The statement, adopted overwhelmingly after a full debate by more than 200 board members at yesterday’s meeting of the Union of Reform Judaism’s North American Board of Trustees, “Condemn[s] the Palestinian Authority for the unilateral decision to seek upgraded status at the United Nation as counterproductive to the cause of peace, and express[es] … deep concern to those countries that supported the upgraded status, and to those who abstained.”
The resolution, which is available here, was supported by the Zionist arms of the Reform Movement, ARZA and ARZA Canada. The Central Conference of American Rabbis (CCAR) fully endorsed the resolution last night.
The resolution “Commend[s] the U.S. and Canada for their forceful and consistent efforts to prevent consideration of, and for their votes against, the General Assembly’s decision to upgrade the Palestinian’s status.” It further urges the “United States and Canada to act assertively in facilitating a return to negotiations and to take other steps that would strengthen the prospects for a negotiated two-state solution.”

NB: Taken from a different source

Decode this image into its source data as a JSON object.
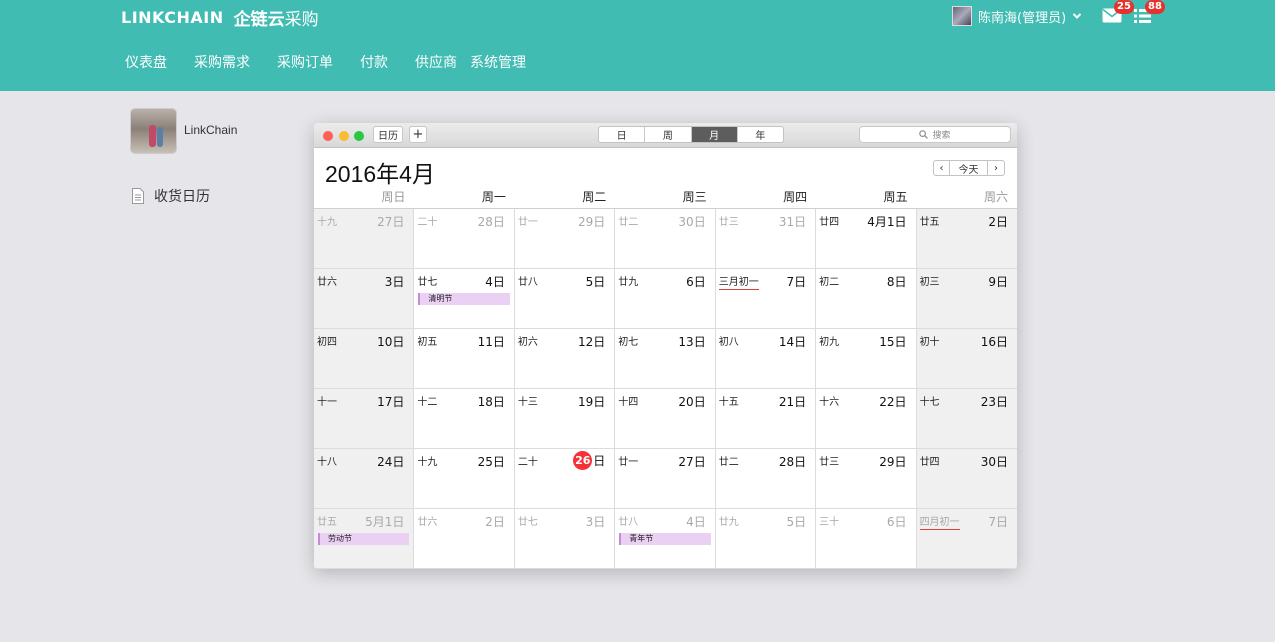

The URJ and the CCAR also reiterated longstanding concern about Israeli settlement building, and expressed opposition to the Israeli government’s plans to move forward with building in the critical E1 area. The resolutions note that “Settlements in E1 – the area connecting Jerusalem to a city which is one of the larger Israeli settlements – would split the Ramallah region off from Bethlehem, effectively cutting the West Bank in two and making a contiguous Palestinian state virtually impossible.” It further said that “Building there makes progress toward peace far more challenging, and is difficult to reconcile with the Government of Israel’s stated commitment to a two-state solution. At the same time, we recognize that this week’s action – beginning the permitting process for new settlement – is only the first step in a long, and by no means inevitable, process.”